These are just a few of the typical practice techniques a person can use. I will be going into detail as to what each of them are, and when to apply to which issues in future articles. For now, understand that as you progress in your studies, you will develop an arsenal of techniques you can use, and you don’t only use one of them on a passage. Many can be used on the same passage to address a problem.


Sample Practice Session

Here’s an example of what might go on in a practice session: You play through a passage up to tempo that has Alberti bass in the LH, and discover that your left forearm is cramping up. You then try playing LH alone up tempo so you can observe what’s wrong, and you see that your wrist is locked in place. So you repeat the LH section way under tempo – you try a few different speeds to find a place at which the tension is no longer there and the figure is easy to play. Here your wrist feels flexible and pliable. You realize that you were tense because you were thrown off by the Alberti pattern and so then you proceed to play it slowly until you really learn the pattern.

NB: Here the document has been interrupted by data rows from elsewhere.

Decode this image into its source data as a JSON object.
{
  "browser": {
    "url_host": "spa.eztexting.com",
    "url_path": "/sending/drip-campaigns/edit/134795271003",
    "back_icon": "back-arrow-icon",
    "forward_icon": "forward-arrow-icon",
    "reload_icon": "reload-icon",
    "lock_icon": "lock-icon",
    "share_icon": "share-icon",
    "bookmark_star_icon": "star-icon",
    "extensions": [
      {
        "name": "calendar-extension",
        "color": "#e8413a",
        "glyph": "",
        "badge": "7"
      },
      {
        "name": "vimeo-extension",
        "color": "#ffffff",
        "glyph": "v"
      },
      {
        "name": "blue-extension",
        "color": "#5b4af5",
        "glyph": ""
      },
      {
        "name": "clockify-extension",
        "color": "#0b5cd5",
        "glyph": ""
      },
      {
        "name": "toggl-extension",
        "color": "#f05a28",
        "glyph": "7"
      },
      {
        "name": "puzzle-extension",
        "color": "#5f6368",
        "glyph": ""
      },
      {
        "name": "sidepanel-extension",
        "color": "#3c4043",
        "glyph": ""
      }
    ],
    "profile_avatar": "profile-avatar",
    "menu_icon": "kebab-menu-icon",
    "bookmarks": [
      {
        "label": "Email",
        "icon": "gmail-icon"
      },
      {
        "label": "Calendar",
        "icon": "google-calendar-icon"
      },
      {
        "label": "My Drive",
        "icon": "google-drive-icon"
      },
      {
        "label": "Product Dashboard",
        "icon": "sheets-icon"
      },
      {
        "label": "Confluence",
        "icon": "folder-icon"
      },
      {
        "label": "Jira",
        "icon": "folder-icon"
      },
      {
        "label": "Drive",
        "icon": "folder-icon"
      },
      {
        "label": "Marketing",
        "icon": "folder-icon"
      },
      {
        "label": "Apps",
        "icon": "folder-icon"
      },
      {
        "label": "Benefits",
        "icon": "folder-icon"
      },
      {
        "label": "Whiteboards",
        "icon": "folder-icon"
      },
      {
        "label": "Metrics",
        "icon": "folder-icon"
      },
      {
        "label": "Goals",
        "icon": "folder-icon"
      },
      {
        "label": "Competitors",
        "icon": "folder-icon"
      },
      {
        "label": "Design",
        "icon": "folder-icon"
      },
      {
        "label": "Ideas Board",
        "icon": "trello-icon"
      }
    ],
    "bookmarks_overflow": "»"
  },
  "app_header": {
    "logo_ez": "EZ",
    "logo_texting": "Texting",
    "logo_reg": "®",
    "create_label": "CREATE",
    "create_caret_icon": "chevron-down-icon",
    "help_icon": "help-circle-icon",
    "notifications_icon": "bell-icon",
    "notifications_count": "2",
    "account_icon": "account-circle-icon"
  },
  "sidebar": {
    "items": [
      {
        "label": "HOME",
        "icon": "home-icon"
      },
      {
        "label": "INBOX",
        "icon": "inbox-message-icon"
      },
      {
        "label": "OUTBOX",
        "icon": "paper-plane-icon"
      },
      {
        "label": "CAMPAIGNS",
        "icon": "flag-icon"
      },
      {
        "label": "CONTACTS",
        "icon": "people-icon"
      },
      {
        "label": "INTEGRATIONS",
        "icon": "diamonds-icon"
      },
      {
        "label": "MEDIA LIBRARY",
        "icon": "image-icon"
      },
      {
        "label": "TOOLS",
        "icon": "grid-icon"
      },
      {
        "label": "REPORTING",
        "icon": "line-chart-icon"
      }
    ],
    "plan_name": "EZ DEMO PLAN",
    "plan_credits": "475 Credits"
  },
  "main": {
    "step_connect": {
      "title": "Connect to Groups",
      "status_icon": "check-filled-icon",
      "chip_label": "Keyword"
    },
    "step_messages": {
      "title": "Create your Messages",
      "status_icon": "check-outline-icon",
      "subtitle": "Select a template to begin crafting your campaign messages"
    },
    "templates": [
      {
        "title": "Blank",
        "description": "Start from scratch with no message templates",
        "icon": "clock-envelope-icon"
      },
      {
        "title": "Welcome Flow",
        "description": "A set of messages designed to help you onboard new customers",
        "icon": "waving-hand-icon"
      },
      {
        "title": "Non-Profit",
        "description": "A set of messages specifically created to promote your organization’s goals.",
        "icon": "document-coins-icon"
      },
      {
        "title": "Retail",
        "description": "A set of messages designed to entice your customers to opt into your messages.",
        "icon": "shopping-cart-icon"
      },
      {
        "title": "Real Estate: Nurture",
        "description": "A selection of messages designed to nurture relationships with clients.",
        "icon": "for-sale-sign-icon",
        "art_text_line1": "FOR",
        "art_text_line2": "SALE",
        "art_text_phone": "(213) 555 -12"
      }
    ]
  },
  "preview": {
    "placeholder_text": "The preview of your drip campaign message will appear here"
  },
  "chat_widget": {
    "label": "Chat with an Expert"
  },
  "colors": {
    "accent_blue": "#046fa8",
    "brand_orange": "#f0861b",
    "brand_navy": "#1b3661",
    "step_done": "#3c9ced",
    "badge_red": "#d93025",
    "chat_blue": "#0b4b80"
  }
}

You then try practicing it in rhythms, starting with a long-short alternating pattern, followed by a short-long pattern. Then you practice it in blocked chords while playing the right hand normally to make sure you are ready for the chord changes, and notice that one shift in the Alberti bass was surprising for you. You repeat this until it’s easy. Once this feels comfortable you try to play as written under tempo left hand only, and then repeat, gradually increase the tempo, eventually adding the right hand back in.

How Is This ‘Creative’?

You may have noticed all the repetition in the above example, and thought that this sounds pretty uncreative/boring. However, your mind is fully engaged as you do this. You are constantly assessing how the passage is going, and you are focused on the specific task at hand which is to play the music with these different techniques.

Take the above example where you decide to practice the left hand Alberti bass in rhythms. The first time you do this, it’s probably not going to go so well. That’s OK, you’ve never played it that way before, and certain tensions will prevent you from being able to play it correctly. But by focusing on the fact that you are trying to get rid of the excess tension AND the fact that you need to be able to play the rhythm to some level of competency before you can reap the benefits of that technique, you are keeping your mind engaged. And of course, when doing this kind of thing it’s probably best to not be concerned with being musical, as it might be too much to focus on. The point is, your mind is fully engaged in this process, and that means it’s interesting.

Secondly, you are being creative because you are coming up with ways of playing the music differently on purpose. There’s a huge difference between making a mistake and playing it wrong on purpose temporarily. Trying to come up with a unique way to approach the problem is actually sort of fun – like being “bad” on purpose!

Lastly, when you notice that you can improve relatively quickly – noticeable results in one application – you get excited. We are all excited by progress and success. Conversely, we are frustrated by stagnation and failure. While you may need to apply the same techniques over a period of weeks to achieve the tempo you need without excess tension, you will notice results. And if you don’t, perhaps the technique you’re using doesn’t directly address the problem. If that’s the case, then you re-assess what the problem is to make sure it’s properly identified, and try a different approach. Be patient as you go through this and you will progress much faster than if you try to muscle through it and end up injured.


What techniques have you tried that have helped you deal with a tension problem you were having? I’d love to hear what’s worked for you! In my next article, I tackle the question of how long to practice in Part 6: Short Sessions.

Go To Part 4
Go To Part 6